THE TASK: Make an exact copy of all the data, pictures excluded.

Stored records
▽

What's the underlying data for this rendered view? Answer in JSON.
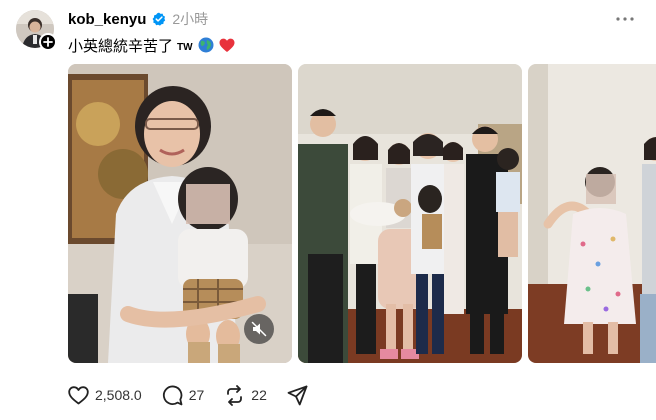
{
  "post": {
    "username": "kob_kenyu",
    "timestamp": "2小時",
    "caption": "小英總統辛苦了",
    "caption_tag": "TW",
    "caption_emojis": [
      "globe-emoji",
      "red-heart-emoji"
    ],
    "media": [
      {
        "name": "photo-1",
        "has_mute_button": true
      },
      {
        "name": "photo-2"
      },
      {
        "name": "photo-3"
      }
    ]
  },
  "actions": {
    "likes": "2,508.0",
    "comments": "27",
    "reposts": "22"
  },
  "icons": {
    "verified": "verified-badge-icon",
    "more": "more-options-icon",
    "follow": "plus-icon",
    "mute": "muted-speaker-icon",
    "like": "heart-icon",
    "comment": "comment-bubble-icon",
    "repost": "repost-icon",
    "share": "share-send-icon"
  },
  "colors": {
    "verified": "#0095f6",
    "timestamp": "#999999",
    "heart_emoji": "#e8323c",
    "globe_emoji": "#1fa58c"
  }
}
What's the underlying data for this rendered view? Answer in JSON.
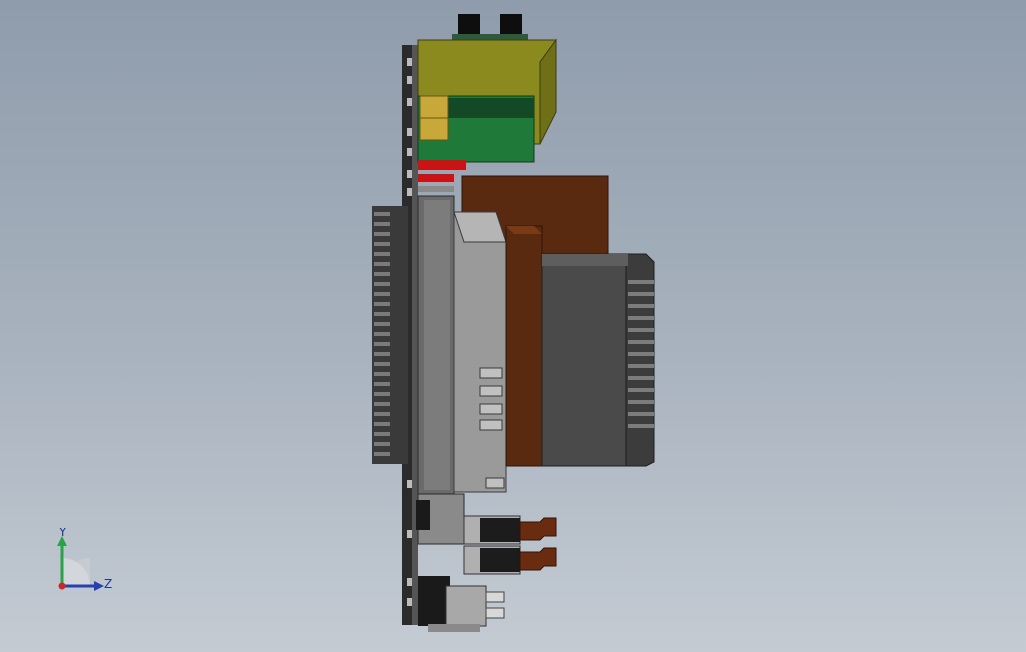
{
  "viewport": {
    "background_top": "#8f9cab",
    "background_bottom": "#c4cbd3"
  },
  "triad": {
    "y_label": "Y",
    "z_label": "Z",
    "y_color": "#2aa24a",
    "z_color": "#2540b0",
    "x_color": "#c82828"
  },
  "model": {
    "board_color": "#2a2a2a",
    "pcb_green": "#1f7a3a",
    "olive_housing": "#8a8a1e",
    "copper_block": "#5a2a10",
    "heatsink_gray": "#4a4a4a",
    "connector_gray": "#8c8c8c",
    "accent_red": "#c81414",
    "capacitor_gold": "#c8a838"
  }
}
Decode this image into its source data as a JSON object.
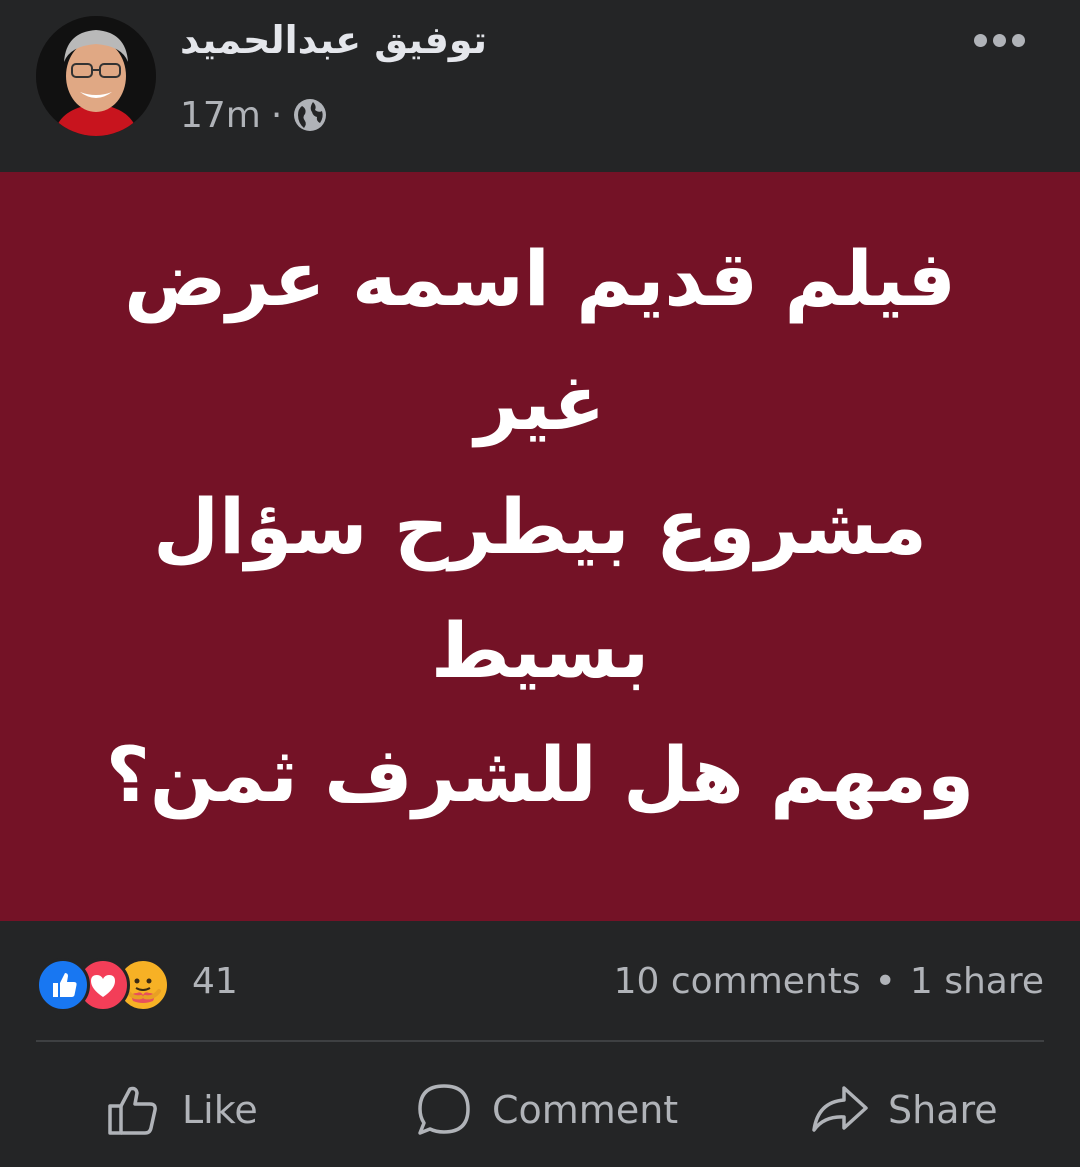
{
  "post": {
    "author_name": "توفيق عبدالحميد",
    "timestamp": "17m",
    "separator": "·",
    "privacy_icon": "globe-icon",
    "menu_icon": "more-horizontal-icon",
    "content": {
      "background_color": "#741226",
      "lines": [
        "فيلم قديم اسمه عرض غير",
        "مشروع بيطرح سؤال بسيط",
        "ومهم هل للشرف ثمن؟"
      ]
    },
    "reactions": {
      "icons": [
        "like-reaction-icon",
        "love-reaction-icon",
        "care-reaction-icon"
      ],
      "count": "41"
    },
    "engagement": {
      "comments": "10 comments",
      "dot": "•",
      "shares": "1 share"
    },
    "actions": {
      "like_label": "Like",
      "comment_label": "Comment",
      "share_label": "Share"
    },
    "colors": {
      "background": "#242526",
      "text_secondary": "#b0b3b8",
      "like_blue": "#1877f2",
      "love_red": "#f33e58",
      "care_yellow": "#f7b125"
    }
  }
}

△

RESULT OF THE EXERCISE:
What's the underlying data for this rendered view? Answer in JSON.
{
  "post": {
    "username": "kob_kenyu",
    "timestamp": "2小時",
    "caption": "小英總統辛苦了",
    "caption_tag": "TW",
    "caption_emojis": [
      "globe-emoji",
      "red-heart-emoji"
    ],
    "media": [
      {
        "name": "photo-1",
        "has_mute_button": true
      },
      {
        "name": "photo-2"
      },
      {
        "name": "photo-3"
      }
    ]
  },
  "actions": {
    "likes": "2,508.0",
    "comments": "27",
    "reposts": "22"
  },
  "icons": {
    "verified": "verified-badge-icon",
    "more": "more-options-icon",
    "follow": "plus-icon",
    "mute": "muted-speaker-icon",
    "like": "heart-icon",
    "comment": "comment-bubble-icon",
    "repost": "repost-icon",
    "share": "share-send-icon"
  },
  "colors": {
    "verified": "#0095f6",
    "timestamp": "#999999",
    "heart_emoji": "#e8323c",
    "globe_emoji": "#1fa58c"
  }
}
What's the underlying data for this rendered view? Answer in JSON.
{
  "viewport": {
    "background_top": "#8f9cab",
    "background_bottom": "#c4cbd3"
  },
  "triad": {
    "y_label": "Y",
    "z_label": "Z",
    "y_color": "#2aa24a",
    "z_color": "#2540b0",
    "x_color": "#c82828"
  },
  "model": {
    "board_color": "#2a2a2a",
    "pcb_green": "#1f7a3a",
    "olive_housing": "#8a8a1e",
    "copper_block": "#5a2a10",
    "heatsink_gray": "#4a4a4a",
    "connector_gray": "#8c8c8c",
    "accent_red": "#c81414",
    "capacitor_gold": "#c8a838"
  }
}
Decode this image into its source data as a JSON object.
{
  "post": {
    "author_name": "توفيق عبدالحميد",
    "timestamp": "17m",
    "separator": "·",
    "privacy_icon": "globe-icon",
    "menu_icon": "more-horizontal-icon",
    "content": {
      "background_color": "#741226",
      "lines": [
        "فيلم قديم اسمه عرض غير",
        "مشروع بيطرح سؤال بسيط",
        "ومهم هل للشرف ثمن؟"
      ]
    },
    "reactions": {
      "icons": [
        "like-reaction-icon",
        "love-reaction-icon",
        "care-reaction-icon"
      ],
      "count": "41"
    },
    "engagement": {
      "comments": "10 comments",
      "dot": "•",
      "shares": "1 share"
    },
    "actions": {
      "like_label": "Like",
      "comment_label": "Comment",
      "share_label": "Share"
    },
    "colors": {
      "background": "#242526",
      "text_secondary": "#b0b3b8",
      "like_blue": "#1877f2",
      "love_red": "#f33e58",
      "care_yellow": "#f7b125"
    }
  }
}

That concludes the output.